Data records >>

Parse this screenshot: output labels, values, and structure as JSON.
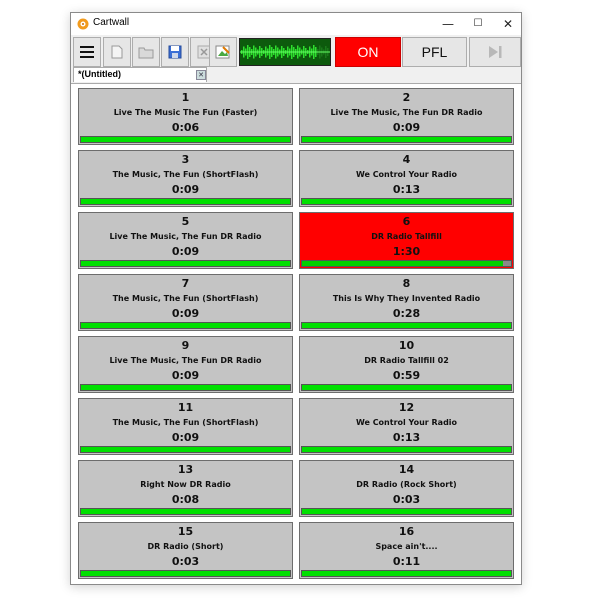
{
  "window": {
    "title": "Cartwall",
    "minimize": "—",
    "maximize": "☐",
    "close": "✕"
  },
  "toolbar": {
    "on_label": "ON",
    "pfl_label": "PFL",
    "meter_level": 0.85
  },
  "tab": {
    "label": "*(Untitled)"
  },
  "colors": {
    "playing": "#ff0000",
    "idle": "#c4c4c4",
    "progress": "#00e000"
  },
  "carts": [
    {
      "number": "1",
      "title": "Live The Music The Fun (Faster)",
      "duration": "0:06",
      "state": "idle",
      "progress": 1.0
    },
    {
      "number": "2",
      "title": "Live The Music, The Fun DR Radio",
      "duration": "0:09",
      "state": "idle",
      "progress": 1.0
    },
    {
      "number": "3",
      "title": "The Music, The Fun (ShortFlash)",
      "duration": "0:09",
      "state": "idle",
      "progress": 1.0
    },
    {
      "number": "4",
      "title": "We Control Your Radio",
      "duration": "0:13",
      "state": "idle",
      "progress": 1.0
    },
    {
      "number": "5",
      "title": "Live The Music, The Fun DR Radio",
      "duration": "0:09",
      "state": "idle",
      "progress": 1.0
    },
    {
      "number": "6",
      "title": "DR Radio Tallfill",
      "duration": "1:30",
      "state": "playing",
      "progress": 0.96
    },
    {
      "number": "7",
      "title": "The Music, The Fun (ShortFlash)",
      "duration": "0:09",
      "state": "idle",
      "progress": 1.0
    },
    {
      "number": "8",
      "title": "This Is Why They Invented Radio",
      "duration": "0:28",
      "state": "idle",
      "progress": 1.0
    },
    {
      "number": "9",
      "title": "Live The Music, The Fun DR Radio",
      "duration": "0:09",
      "state": "idle",
      "progress": 1.0
    },
    {
      "number": "10",
      "title": "DR Radio Tallfill 02",
      "duration": "0:59",
      "state": "idle",
      "progress": 1.0
    },
    {
      "number": "11",
      "title": "The Music, The Fun (ShortFlash)",
      "duration": "0:09",
      "state": "idle",
      "progress": 1.0
    },
    {
      "number": "12",
      "title": "We Control Your Radio",
      "duration": "0:13",
      "state": "idle",
      "progress": 1.0
    },
    {
      "number": "13",
      "title": "Right Now DR Radio",
      "duration": "0:08",
      "state": "idle",
      "progress": 1.0
    },
    {
      "number": "14",
      "title": "DR Radio (Rock Short)",
      "duration": "0:03",
      "state": "idle",
      "progress": 1.0
    },
    {
      "number": "15",
      "title": "DR Radio (Short)",
      "duration": "0:03",
      "state": "idle",
      "progress": 1.0
    },
    {
      "number": "16",
      "title": "Space ain't....",
      "duration": "0:11",
      "state": "idle",
      "progress": 1.0
    }
  ]
}
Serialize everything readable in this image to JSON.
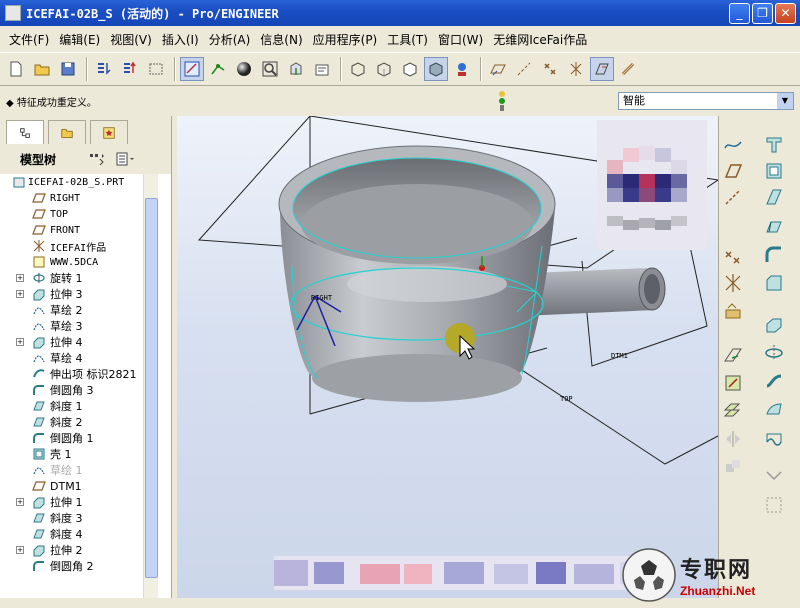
{
  "window": {
    "title": "ICEFAI-02B_S (活动的) - Pro/ENGINEER",
    "min_label": "_",
    "max_label": "❐",
    "close_label": "✕"
  },
  "menu": [
    {
      "label": "文件(F)"
    },
    {
      "label": "编辑(E)"
    },
    {
      "label": "视图(V)"
    },
    {
      "label": "插入(I)"
    },
    {
      "label": "分析(A)"
    },
    {
      "label": "信息(N)"
    },
    {
      "label": "应用程序(P)"
    },
    {
      "label": "工具(T)"
    },
    {
      "label": "窗口(W)"
    },
    {
      "label": "无维网IceFai作品"
    }
  ],
  "status": {
    "message": "◆ 特征成功重定义。",
    "filter_value": "智能"
  },
  "model_tree": {
    "header": "模型树",
    "items": [
      {
        "label": "ICEFAI-02B_S.PRT",
        "expand": "",
        "icon": "part-icon"
      },
      {
        "label": "RIGHT",
        "expand": "",
        "icon": "datum-plane-icon"
      },
      {
        "label": "TOP",
        "expand": "",
        "icon": "datum-plane-icon"
      },
      {
        "label": "FRONT",
        "expand": "",
        "icon": "datum-plane-icon"
      },
      {
        "label": "ICEFAI作品",
        "expand": "",
        "icon": "csys-icon"
      },
      {
        "label": "WWW.5DCA",
        "expand": "",
        "icon": "note-icon"
      },
      {
        "label": "旋转 1",
        "expand": "+",
        "icon": "revolve-icon"
      },
      {
        "label": "拉伸 3",
        "expand": "+",
        "icon": "extrude-icon"
      },
      {
        "label": "草绘 2",
        "expand": "",
        "icon": "sketch-icon"
      },
      {
        "label": "草绘 3",
        "expand": "",
        "icon": "sketch-icon"
      },
      {
        "label": "拉伸 4",
        "expand": "+",
        "icon": "extrude-icon"
      },
      {
        "label": "草绘 4",
        "expand": "",
        "icon": "sketch-icon"
      },
      {
        "label": "伸出项 标识2821",
        "expand": "",
        "icon": "protrusion-icon"
      },
      {
        "label": "倒圆角 3",
        "expand": "",
        "icon": "round-icon"
      },
      {
        "label": "斜度 1",
        "expand": "",
        "icon": "draft-icon"
      },
      {
        "label": "斜度 2",
        "expand": "",
        "icon": "draft-icon"
      },
      {
        "label": "倒圆角 1",
        "expand": "",
        "icon": "round-icon"
      },
      {
        "label": "壳 1",
        "expand": "",
        "icon": "shell-icon"
      },
      {
        "label": "草绘 1",
        "expand": "",
        "icon": "sketch-icon",
        "dim": true
      },
      {
        "label": "DTM1",
        "expand": "",
        "icon": "datum-plane-icon"
      },
      {
        "label": "拉伸 1",
        "expand": "+",
        "icon": "extrude-icon"
      },
      {
        "label": "斜度 3",
        "expand": "",
        "icon": "draft-icon"
      },
      {
        "label": "斜度 4",
        "expand": "",
        "icon": "draft-icon"
      },
      {
        "label": "拉伸 2",
        "expand": "+",
        "icon": "extrude-icon"
      },
      {
        "label": "倒圆角 2",
        "expand": "",
        "icon": "round-icon"
      }
    ]
  },
  "viewport": {
    "datum_labels": {
      "right": "RIGHT",
      "top": "TOP",
      "dtm1": "DTM1"
    }
  },
  "watermark": {
    "text": "专职网",
    "url": "Zhuanzhi.Net"
  },
  "colors": {
    "titlebar": "#1a4fc3",
    "part": "#a3a6ab",
    "highlight": "#22d3d3",
    "cursor_halo": "#b8a81a"
  }
}
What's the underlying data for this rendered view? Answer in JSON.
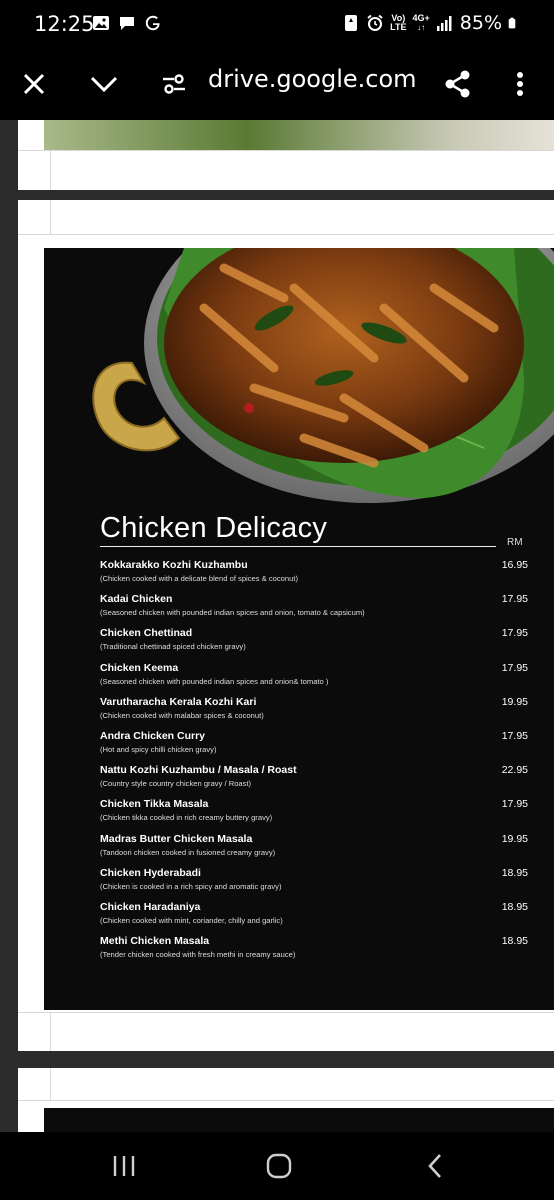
{
  "status_bar": {
    "time": "12:25",
    "battery": "85%",
    "network_line1": "Vo)",
    "network_line2": "LTE",
    "network_gen": "4G+"
  },
  "browser": {
    "url": "drive.google.com",
    "close_icon": "close-icon",
    "collapse_icon": "chevron-down-icon",
    "settings_icon": "site-settings-icon",
    "share_icon": "share-icon",
    "more_icon": "more-vert-icon"
  },
  "menu": {
    "title": "Chicken Delicacy",
    "currency": "RM",
    "items": [
      {
        "name": "Kokkarakko Kozhi Kuzhambu",
        "desc": "(Chicken cooked with a delicate blend of spices & coconut)",
        "price": "16.95"
      },
      {
        "name": "Kadai Chicken",
        "desc": "(Seasoned chicken with pounded indian spices and onion, tomato & capsicum)",
        "price": "17.95"
      },
      {
        "name": "Chicken Chettinad",
        "desc": "(Traditional chettinad spiced chicken gravy)",
        "price": "17.95"
      },
      {
        "name": "Chicken Keema",
        "desc": "(Seasoned chicken with pounded indian spices and onion& tomato )",
        "price": "17.95"
      },
      {
        "name": "Varutharacha Kerala Kozhi Kari",
        "desc": "(Chicken cooked with malabar spices & coconut)",
        "price": "19.95"
      },
      {
        "name": "Andra Chicken Curry",
        "desc": "(Hot and spicy chilli chicken gravy)",
        "price": "17.95"
      },
      {
        "name": "Nattu Kozhi Kuzhambu / Masala / Roast",
        "desc": "(Country style country chicken gravy / Roast)",
        "price": "22.95"
      },
      {
        "name": "Chicken Tikka Masala",
        "desc": "(Chicken tikka cooked in rich creamy buttery gravy)",
        "price": "17.95"
      },
      {
        "name": "Madras Butter Chicken Masala",
        "desc": "(Tandoori chicken cooked in fusioned creamy gravy)",
        "price": "19.95"
      },
      {
        "name": "Chicken Hyderabadi",
        "desc": "(Chicken is cooked in a rich spicy and aromatic gravy)",
        "price": "18.95"
      },
      {
        "name": "Chicken Haradaniya",
        "desc": "(Chicken cooked with mint, coriander, chilly and garlic)",
        "price": "18.95"
      },
      {
        "name": "Methi Chicken Masala",
        "desc": "(Tender chicken cooked with fresh methi in creamy sauce)",
        "price": "18.95"
      }
    ]
  },
  "nav": {
    "recents_icon": "recent-apps-icon",
    "home_icon": "home-icon",
    "back_icon": "back-icon"
  }
}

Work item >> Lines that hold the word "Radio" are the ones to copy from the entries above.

Your solution >>
      "title": "Live The Music, The Fun DR Radio",
      "title": "We Control Your Radio",
      "title": "Live The Music, The Fun DR Radio",
      "title": "DR Radio Tallfill",
      "title": "This Is Why They Invented Radio",
      "title": "Live The Music, The Fun DR Radio",
      "title": "DR Radio Tallfill 02",
      "title": "We Control Your Radio",
      "title": "Right Now DR Radio",
      "title": "DR Radio (Rock Short)",
      "title": "DR Radio (Short)",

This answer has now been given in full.